I’m wildly happy, even ecstatic, about Center Stage’s production of Wild with Happy, by Coleman Domingo and directed by Jeremy B. Cohen. Happy is about a middle-aged, gay man returning home from NYC to deal with his mother’s death. Although the main plot line is about death, Domingo handles it with irreverence, humor, love, courage, and a wild cast of characters.
Gil (played by Forrest McClendon) has moved to NYC to continue his fledging acting career, much to his mother’s dismay. When she passes away, he returns home to attend to administrative and family matters, and his visit home brings up many unresolved issues. To help him though this time of confusion and grief he calls his friend from NYC, Mo (played by Chivas Michael). Michael’s Mo is gloriously over-the-top with his hair, his fashion, his expressions, his speech and his never-take-anything-too-seriously way of life. It is so good its perfect, and its believable too.
All the elements needed for a perfect show align in Center Stage’s production of Wild with Happy…
But first Gil meets the sweet, cute and kind Terry (played by James Ijames), the funeral home operator in his family’s many-generational Home. Ijames brings a sweet naïveté and genuine earnestness to Terry that easily transfers from the stage to the audience.

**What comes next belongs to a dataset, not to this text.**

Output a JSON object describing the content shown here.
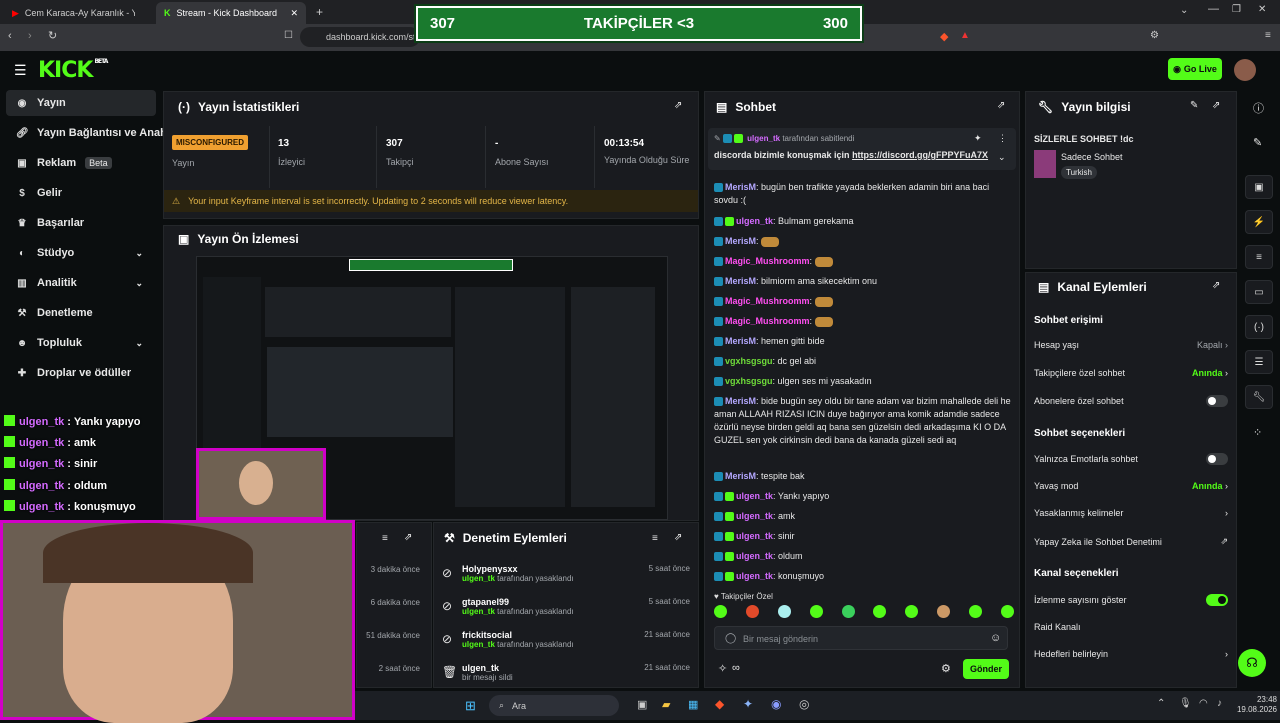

Gil has an enlightening conversation with his mother from beyond the grave during his first visit to the Funeral Home. Stephanie Berry plays Gil’s mother, Adelaide, as well as his Aunt Glo. Berry as Adelaide is a calm, quiet and caring mother, tenderly revealing tiny clues about how sick she was during the year Gil has been away. She reveals just enough for Gil to realize how many clues he didn’t pick up on during the few and far between telephone calls he had with his mother. In sharp contrast with Adelaide, Glo is brash, loud, selfish and funny as hell. Berry as Glo is brilliant, hiding her own grief by focusing on family traditions that must be upheld and by riding on the line between frenetic and just plan wild.
One the surface, McClendon’s character Gil looks the most calm and least caring of them all, but it is Gil who faces the most change and in the end does the most changing. McClendon works seamlessly with the whirlwind around him and the twister inside him.
Robert Wierzel’s lighting design, with patterns projected on the set’s backdrop, added much to the overall mood of each scene, especially Gil’s traveling scene which, together with the set, is one of the-best produced scenes I have seen on stage.
In the end, Gil, Terry, Mo and Aunt Glo all fulfill a fairytale ending for Adelaide, and in doing so give Gil the happy along with the wild. All the elements needed for a perfect show align in Center Stage’s production of Wild with Happy, and I couldn’t ask for a better way to spend about 90 minutes of my life.
Running Time: 90 minutes with no intermission.
Wild with Happy is running through June 29, 2014 at Center Stage, 700 North Calvert Street, Baltimore, Maryland 21202. For tickets call the Box Office at 410.332.0033 or click here.